#### TASK DESCRIPTION:
Below are records with pictures in them; print them exactly, omitting the pictures.

[Collected data entries]
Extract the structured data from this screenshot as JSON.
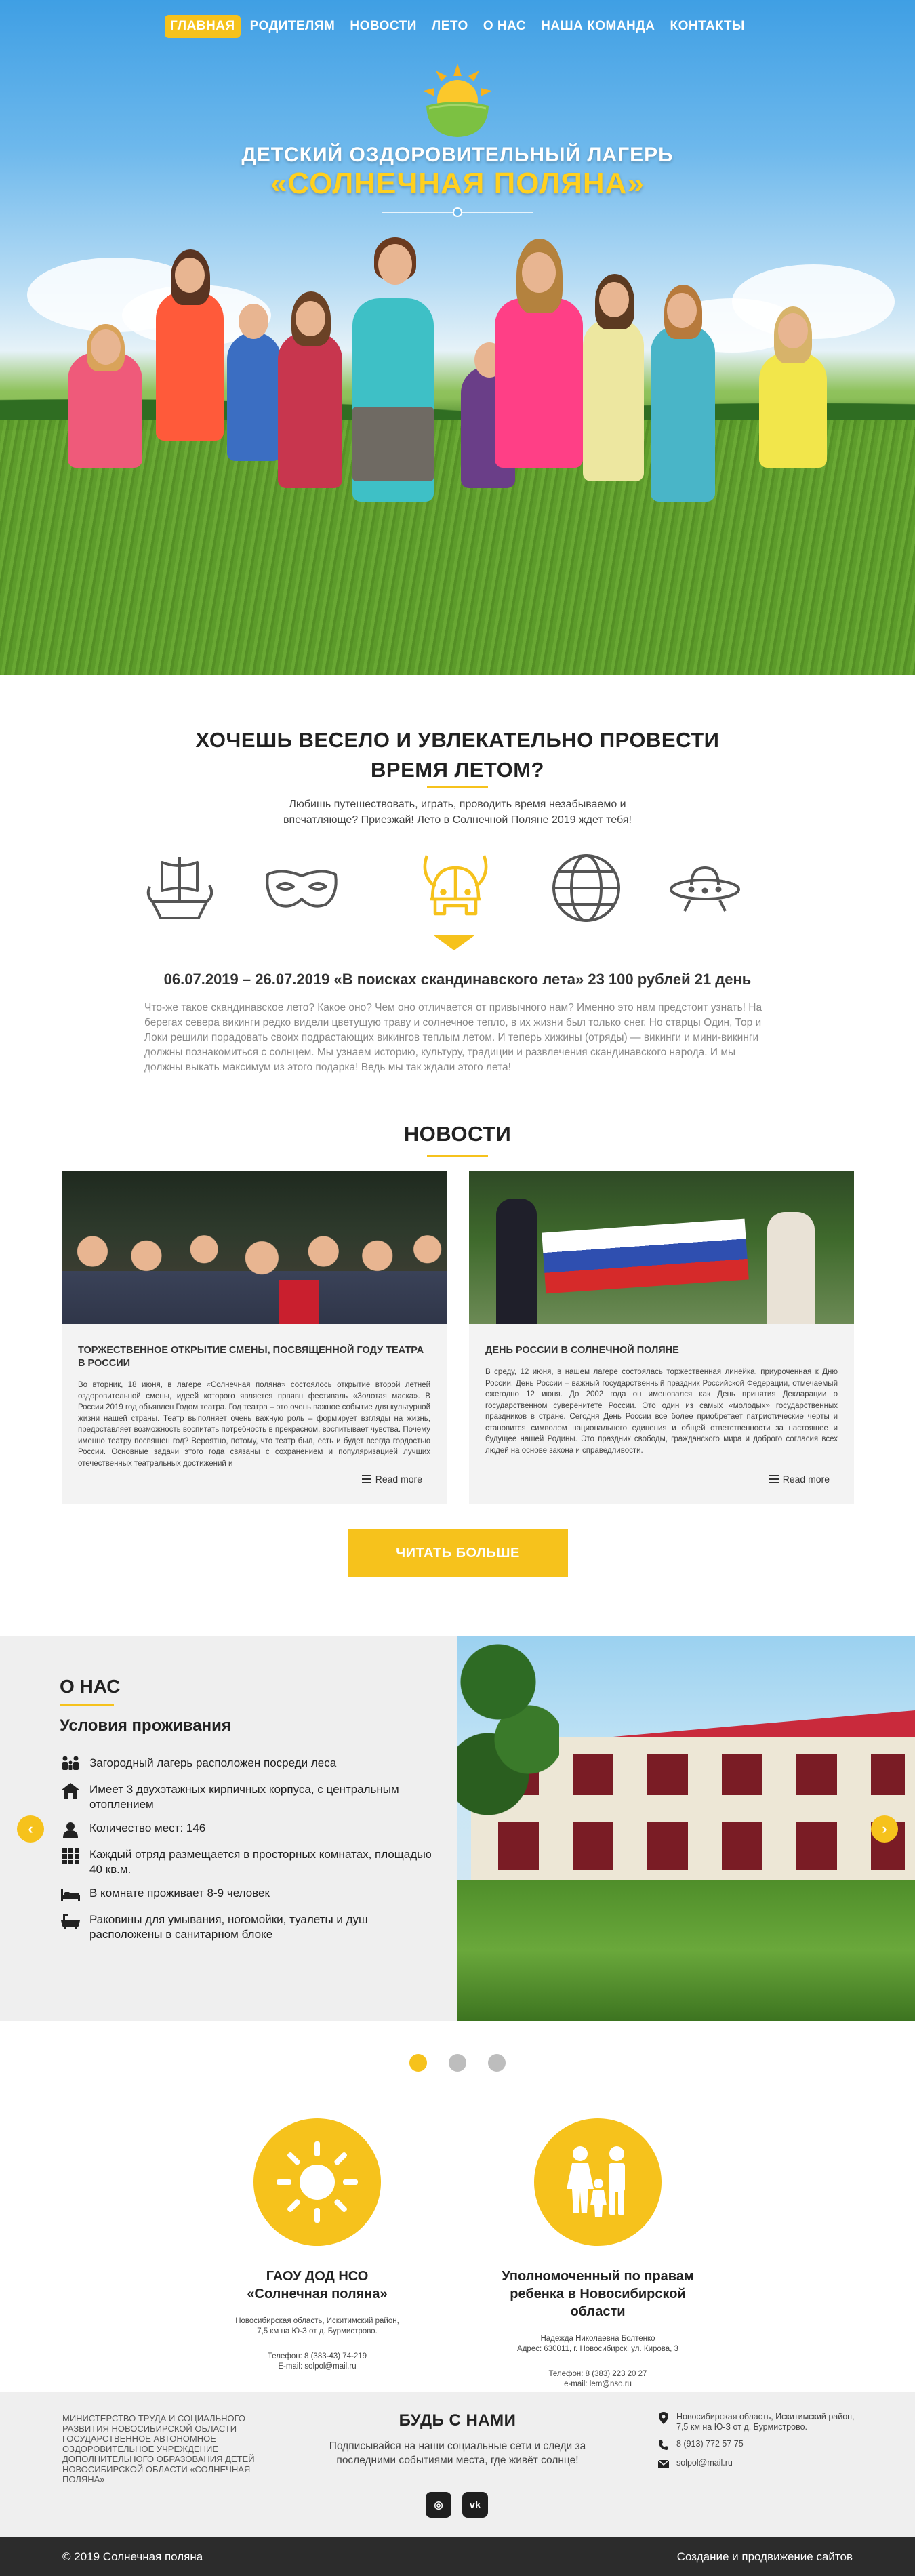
{
  "nav": {
    "items": [
      {
        "label": "ГЛАВНАЯ",
        "active": true
      },
      {
        "label": "РОДИТЕЛЯМ",
        "active": false
      },
      {
        "label": "НОВОСТИ",
        "active": false
      },
      {
        "label": "ЛЕТО",
        "active": false
      },
      {
        "label": "О НАС",
        "active": false
      },
      {
        "label": "НАША КОМАНДА",
        "active": false
      },
      {
        "label": "КОНТАКТЫ",
        "active": false
      }
    ]
  },
  "hero": {
    "title_line1": "ДЕТСКИЙ ОЗДОРОВИТЕЛЬНЫЙ ЛАГЕРЬ",
    "title_line2": "«СОЛНЕЧНАЯ ПОЛЯНА»"
  },
  "intro": {
    "title_line1": "ХОЧЕШЬ ВЕСЕЛО И УВЛЕКАТЕЛЬНО ПРОВЕСТИ",
    "title_line2": "ВРЕМЯ ЛЕТОМ?",
    "subtitle": "Любишь путешествовать, играть, проводить время незабываемо и впечатляюще? Приезжай! Лето в Солнечной Поляне 2019 ждет тебя!",
    "theme_icons": [
      "viking-ship-icon",
      "mask-icon",
      "viking-helmet-icon",
      "globe-icon",
      "ufo-icon"
    ],
    "selected_icon": 2,
    "shift_title": "06.07.2019 – 26.07.2019 «В поисках скандинавского лета» 23 100 рублей 21 день",
    "shift_text": "Что-же такое скандинавское лето? Какое оно? Чем оно отличается от привычного нам? Именно это нам предстоит узнать! На берегах севера викинги редко видели цветущую траву и солнечное тепло, в их жизни был только снег. Но старцы Один, Тор и Локи решили порадовать своих подрастающих викингов теплым летом. И теперь хижины (отряды) — викинги и мини-викинги должны познакомиться с солнцем. Мы узнаем историю, культуру, традиции и развлечения скандинавского народа. И мы должны выкать максимум из этого подарка! Ведь мы так ждали этого лета!"
  },
  "news": {
    "title": "НОВОСТИ",
    "read_more_label": "Read more",
    "items": [
      {
        "headline": "ТОРЖЕСТВЕННОЕ ОТКРЫТИЕ СМЕНЫ, ПОСВЯЩЕННОЙ ГОДУ ТЕАТРА В РОССИИ",
        "text": "Во вторник, 18 июня, в лагере «Солнечная поляна» состоялось открытие второй летней оздоровительной смены, идеей которого является првявн фестиваль «Золотая маска». В России 2019 год объявлен Годом театра. Год театра – это очень важное событие для культурной жизни нашей страны. Театр выполняет очень важную роль – формирует взгляды на жизнь, предоставляет возможность воспитать потребность в прекрасном, воспитывает чувства. Почему именно театру посвящен год? Вероятно, потому, что театр был, есть и будет всегда гордостью России. Основные задачи этого года связаны с сохранением и популяризацией лучших отечественных театральных достижений и"
      },
      {
        "headline": "ДЕНЬ РОССИИ В СОЛНЕЧНОЙ ПОЛЯНЕ",
        "text": "В среду, 12 июня, в нашем лагере состоялась торжественная линейка, приуроченная к Дню России. День России – важный государственный праздник Российской Федерации, отмечаемый ежегодно 12 июня. До 2002 года он именовался как День принятия Декларации о государственном суверенитете России. Это один из самых «молодых» государственных праздников в стране. Сегодня День России все более приобретает патриотические черты и становится символом национального единения и общей ответственности за настоящее и будущее нашей Родины. Это праздник свободы, гражданского мира и доброго согласия всех людей на основе закона и справедливости."
      }
    ],
    "more_button": "ЧИТАТЬ БОЛЬШЕ"
  },
  "about": {
    "title": "О НАС",
    "subtitle": "Условия проживания",
    "items": [
      {
        "icon": "family-icon",
        "text": "Загородный лагерь расположен посреди леса"
      },
      {
        "icon": "building-icon",
        "text": "Имеет 3 двухэтажных кирпичных корпуса, с центральным отоплением"
      },
      {
        "icon": "person-icon",
        "text": "Количество мест: 146"
      },
      {
        "icon": "grid-icon",
        "text": "Каждый отряд  размещается в просторных комнатах, площадью 40 кв.м."
      },
      {
        "icon": "bed-icon",
        "text": "В комнате проживает 8-9 человек"
      },
      {
        "icon": "bathtub-icon",
        "text": "Раковины для умывания, ногомойки, туалеты и душ расположены в санитарном  блоке"
      }
    ],
    "prev_label": "‹",
    "next_label": "›",
    "slides_total": 3,
    "slide_active": 0
  },
  "partners": [
    {
      "icon": "sun-icon",
      "name_line1": "ГАОУ ДОД НСО",
      "name_line2": "«Солнечная поляна»",
      "addr_line1": "Новосибирская область, Искитимский район,",
      "addr_line2": "7,5 км на Ю-З от д. Бурмистрово.",
      "phone": "Телефон: 8 (383-43) 74-219",
      "email": "E-mail: solpol@mail.ru"
    },
    {
      "icon": "family-icon",
      "name_line1": "Уполномоченный по правам",
      "name_line2": "ребенка в Новосибирской области",
      "addr_line1": "Надежда Николаевна Болтенко",
      "addr_line2": "Адрес: 630011, г. Новосибирск, ул. Кирова, 3",
      "phone": "Телефон: 8 (383) 223 20 27",
      "email": "e-mail: lem@nso.ru"
    }
  ],
  "footer": {
    "ministry": "МИНИСТЕРСТВО ТРУДА И СОЦИАЛЬНОГО РАЗВИТИЯ НОВОСИБИРСКОЙ ОБЛАСТИ ГОСУДАРСТВЕННОЕ АВТОНОМНОЕ ОЗДОРОВИТЕЛЬНОЕ УЧРЕЖДЕНИЕ ДОПОЛНИТЕЛЬНОГО ОБРАЗОВАНИЯ ДЕТЕЙ НОВОСИБИРСКОЙ ОБЛАСТИ «СОЛНЕЧНАЯ ПОЛЯНА»",
    "social_title": "БУДЬ С НАМИ",
    "social_text": "Подписывайся на наши социальные сети и следи за последними событиями места, где живёт солнце!",
    "social_instagram": "◎",
    "social_vk": "vk",
    "address": "Новосибирская область, Искитимский район, 7,5 км на Ю-З от д. Бурмистрово.",
    "phone": "8 (913) 772 57 75",
    "email": "solpol@mail.ru",
    "copyright": "© 2019 Солнечная поляна",
    "made_by": "Создание и продвижение сайтов"
  },
  "colors": {
    "accent": "#f6c21c",
    "dark": "#2c2c2c",
    "light_bg": "#efefef"
  }
}
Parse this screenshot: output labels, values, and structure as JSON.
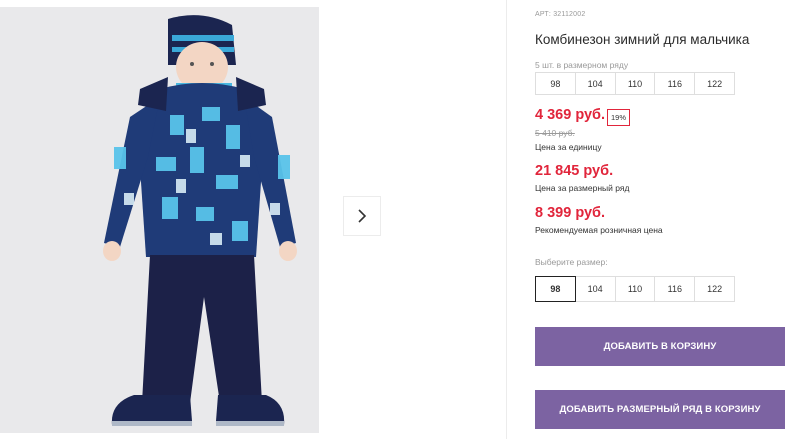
{
  "product": {
    "article": "АРТ: 32112002",
    "title": "Комбинезон зимний для мальчика",
    "pack_label": "5 шт. в размерном ряду",
    "pack_sizes": [
      "98",
      "104",
      "110",
      "116",
      "122"
    ],
    "price": "4 369 руб.",
    "discount_badge": "19%",
    "old_price": "5 410 руб.",
    "price_note": "Цена за единицу",
    "row_price": "21 845 руб.",
    "row_price_note": "Цена за размерный ряд",
    "rrp": "8 399 руб.",
    "rrp_note": "Рекомендуемая розничная цена",
    "choose_size_label": "Выберите размер:",
    "sizes": [
      "98",
      "104",
      "110",
      "116",
      "122"
    ],
    "selected_size": "98",
    "add_to_cart": "ДОБАВИТЬ В КОРЗИНУ",
    "add_row_to_cart": "ДОБАВИТЬ РАЗМЕРНЫЙ РЯД В КОРЗИНУ"
  },
  "colors": {
    "price_red": "#e1253b",
    "button_purple": "#7c63a2"
  },
  "icons": {
    "next": "chevron-right-icon"
  }
}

#### SOLUTION FOR THIS PROBLEM:
Extract the structured data from this screenshot as JSON.
{
  "nav": {
    "items": [
      {
        "label": "ГЛАВНАЯ",
        "active": true
      },
      {
        "label": "РОДИТЕЛЯМ",
        "active": false
      },
      {
        "label": "НОВОСТИ",
        "active": false
      },
      {
        "label": "ЛЕТО",
        "active": false
      },
      {
        "label": "О НАС",
        "active": false
      },
      {
        "label": "НАША КОМАНДА",
        "active": false
      },
      {
        "label": "КОНТАКТЫ",
        "active": false
      }
    ]
  },
  "hero": {
    "title_line1": "ДЕТСКИЙ ОЗДОРОВИТЕЛЬНЫЙ ЛАГЕРЬ",
    "title_line2": "«СОЛНЕЧНАЯ ПОЛЯНА»"
  },
  "intro": {
    "title_line1": "ХОЧЕШЬ ВЕСЕЛО И УВЛЕКАТЕЛЬНО ПРОВЕСТИ",
    "title_line2": "ВРЕМЯ ЛЕТОМ?",
    "subtitle": "Любишь путешествовать, играть, проводить время незабываемо и впечатляюще? Приезжай! Лето в Солнечной Поляне 2019 ждет тебя!",
    "theme_icons": [
      "viking-ship-icon",
      "mask-icon",
      "viking-helmet-icon",
      "globe-icon",
      "ufo-icon"
    ],
    "selected_icon": 2,
    "shift_title": "06.07.2019 – 26.07.2019 «В поисках скандинавского лета» 23 100 рублей 21 день",
    "shift_text": "Что-же такое скандинавское лето? Какое оно? Чем оно отличается от привычного нам? Именно это нам предстоит узнать! На берегах севера викинги редко видели цветущую траву и солнечное тепло, в их жизни был только снег. Но старцы Один, Тор и Локи решили порадовать своих подрастающих викингов теплым летом. И теперь хижины (отряды) — викинги и мини-викинги должны познакомиться с солнцем. Мы узнаем историю, культуру, традиции и развлечения скандинавского народа. И мы должны выкать максимум из этого подарка! Ведь мы так ждали этого лета!"
  },
  "news": {
    "title": "НОВОСТИ",
    "read_more_label": "Read more",
    "items": [
      {
        "headline": "ТОРЖЕСТВЕННОЕ ОТКРЫТИЕ СМЕНЫ, ПОСВЯЩЕННОЙ ГОДУ ТЕАТРА В РОССИИ",
        "text": "Во вторник, 18 июня, в лагере «Солнечная поляна» состоялось открытие второй летней оздоровительной смены, идеей которого является првявн фестиваль «Золотая маска». В России 2019 год объявлен Годом театра. Год театра – это очень важное событие для культурной жизни нашей страны. Театр выполняет очень важную роль – формирует взгляды на жизнь, предоставляет возможность воспитать потребность в прекрасном, воспитывает чувства. Почему именно театру посвящен год? Вероятно, потому, что театр был, есть и будет всегда гордостью России. Основные задачи этого года связаны с сохранением и популяризацией лучших отечественных театральных достижений и"
      },
      {
        "headline": "ДЕНЬ РОССИИ В СОЛНЕЧНОЙ ПОЛЯНЕ",
        "text": "В среду, 12 июня, в нашем лагере состоялась торжественная линейка, приуроченная к Дню России. День России – важный государственный праздник Российской Федерации, отмечаемый ежегодно 12 июня. До 2002 года он именовался как День принятия Декларации о государственном суверенитете России. Это один из самых «молодых» государственных праздников в стране. Сегодня День России все более приобретает патриотические черты и становится символом национального единения и общей ответственности за настоящее и будущее нашей Родины. Это праздник свободы, гражданского мира и доброго согласия всех людей на основе закона и справедливости."
      }
    ],
    "more_button": "ЧИТАТЬ БОЛЬШЕ"
  },
  "about": {
    "title": "О НАС",
    "subtitle": "Условия проживания",
    "items": [
      {
        "icon": "family-icon",
        "text": "Загородный лагерь расположен посреди леса"
      },
      {
        "icon": "building-icon",
        "text": "Имеет 3 двухэтажных кирпичных корпуса, с центральным отоплением"
      },
      {
        "icon": "person-icon",
        "text": "Количество мест: 146"
      },
      {
        "icon": "grid-icon",
        "text": "Каждый отряд  размещается в просторных комнатах, площадью 40 кв.м."
      },
      {
        "icon": "bed-icon",
        "text": "В комнате проживает 8-9 человек"
      },
      {
        "icon": "bathtub-icon",
        "text": "Раковины для умывания, ногомойки, туалеты и душ расположены в санитарном  блоке"
      }
    ],
    "prev_label": "‹",
    "next_label": "›",
    "slides_total": 3,
    "slide_active": 0
  },
  "partners": [
    {
      "icon": "sun-icon",
      "name_line1": "ГАОУ ДОД НСО",
      "name_line2": "«Солнечная поляна»",
      "addr_line1": "Новосибирская область, Искитимский район,",
      "addr_line2": "7,5 км на Ю-З от д. Бурмистрово.",
      "phone": "Телефон: 8 (383-43) 74-219",
      "email": "E-mail: solpol@mail.ru"
    },
    {
      "icon": "family-icon",
      "name_line1": "Уполномоченный по правам",
      "name_line2": "ребенка в Новосибирской области",
      "addr_line1": "Надежда Николаевна Болтенко",
      "addr_line2": "Адрес: 630011, г. Новосибирск, ул. Кирова, 3",
      "phone": "Телефон: 8 (383) 223 20 27",
      "email": "e-mail: lem@nso.ru"
    }
  ],
  "footer": {
    "ministry": "МИНИСТЕРСТВО ТРУДА И СОЦИАЛЬНОГО РАЗВИТИЯ НОВОСИБИРСКОЙ ОБЛАСТИ ГОСУДАРСТВЕННОЕ АВТОНОМНОЕ ОЗДОРОВИТЕЛЬНОЕ УЧРЕЖДЕНИЕ ДОПОЛНИТЕЛЬНОГО ОБРАЗОВАНИЯ ДЕТЕЙ НОВОСИБИРСКОЙ ОБЛАСТИ «СОЛНЕЧНАЯ ПОЛЯНА»",
    "social_title": "БУДЬ С НАМИ",
    "social_text": "Подписывайся на наши социальные сети и следи за последними событиями места, где живёт солнце!",
    "social_instagram": "◎",
    "social_vk": "vk",
    "address": "Новосибирская область, Искитимский район, 7,5 км на Ю-З от д. Бурмистрово.",
    "phone": "8 (913) 772 57 75",
    "email": "solpol@mail.ru",
    "copyright": "© 2019 Солнечная поляна",
    "made_by": "Создание и продвижение сайтов"
  },
  "colors": {
    "accent": "#f6c21c",
    "dark": "#2c2c2c",
    "light_bg": "#efefef"
  }
}
Parse this screenshot: output labels, values, and structure as JSON.
{
  "product": {
    "article": "АРТ: 32112002",
    "title": "Комбинезон зимний для мальчика",
    "pack_label": "5 шт. в размерном ряду",
    "pack_sizes": [
      "98",
      "104",
      "110",
      "116",
      "122"
    ],
    "price": "4 369 руб.",
    "discount_badge": "19%",
    "old_price": "5 410 руб.",
    "price_note": "Цена за единицу",
    "row_price": "21 845 руб.",
    "row_price_note": "Цена за размерный ряд",
    "rrp": "8 399 руб.",
    "rrp_note": "Рекомендуемая розничная цена",
    "choose_size_label": "Выберите размер:",
    "sizes": [
      "98",
      "104",
      "110",
      "116",
      "122"
    ],
    "selected_size": "98",
    "add_to_cart": "ДОБАВИТЬ В КОРЗИНУ",
    "add_row_to_cart": "ДОБАВИТЬ РАЗМЕРНЫЙ РЯД В КОРЗИНУ"
  },
  "colors": {
    "price_red": "#e1253b",
    "button_purple": "#7c63a2"
  },
  "icons": {
    "next": "chevron-right-icon"
  }
}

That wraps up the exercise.